=== Exercise details ===
Look through the entries below. Report each line that has the word "false" in it.

▬▬▬▬▬▬

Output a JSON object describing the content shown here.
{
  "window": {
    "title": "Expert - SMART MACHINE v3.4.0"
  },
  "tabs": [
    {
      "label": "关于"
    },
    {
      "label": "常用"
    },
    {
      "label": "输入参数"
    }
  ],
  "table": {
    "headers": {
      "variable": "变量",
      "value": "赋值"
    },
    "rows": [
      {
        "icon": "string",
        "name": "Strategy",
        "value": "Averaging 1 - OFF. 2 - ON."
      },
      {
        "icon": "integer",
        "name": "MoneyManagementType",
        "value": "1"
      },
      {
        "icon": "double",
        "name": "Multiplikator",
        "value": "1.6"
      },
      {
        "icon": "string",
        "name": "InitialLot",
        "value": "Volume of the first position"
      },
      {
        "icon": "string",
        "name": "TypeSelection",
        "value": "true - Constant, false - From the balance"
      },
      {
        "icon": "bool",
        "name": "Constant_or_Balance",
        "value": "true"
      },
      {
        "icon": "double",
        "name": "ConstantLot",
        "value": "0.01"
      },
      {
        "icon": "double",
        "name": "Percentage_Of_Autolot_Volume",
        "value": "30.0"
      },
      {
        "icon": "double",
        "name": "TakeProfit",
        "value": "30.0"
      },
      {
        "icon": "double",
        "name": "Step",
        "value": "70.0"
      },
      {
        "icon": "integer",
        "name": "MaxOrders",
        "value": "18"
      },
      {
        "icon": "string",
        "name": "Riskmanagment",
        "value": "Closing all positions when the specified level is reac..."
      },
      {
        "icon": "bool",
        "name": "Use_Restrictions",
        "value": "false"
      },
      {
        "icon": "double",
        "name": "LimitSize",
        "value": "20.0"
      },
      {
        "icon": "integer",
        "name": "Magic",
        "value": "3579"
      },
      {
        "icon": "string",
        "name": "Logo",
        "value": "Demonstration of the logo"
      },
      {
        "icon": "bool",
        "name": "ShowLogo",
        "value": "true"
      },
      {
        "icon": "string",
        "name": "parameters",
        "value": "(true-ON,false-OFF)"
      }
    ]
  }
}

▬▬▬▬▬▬

=== Answer for this exercise ===
        "value": "true - Constant, false - From the balance"
        "value": "false"
        "value": "(true-ON,false-OFF)"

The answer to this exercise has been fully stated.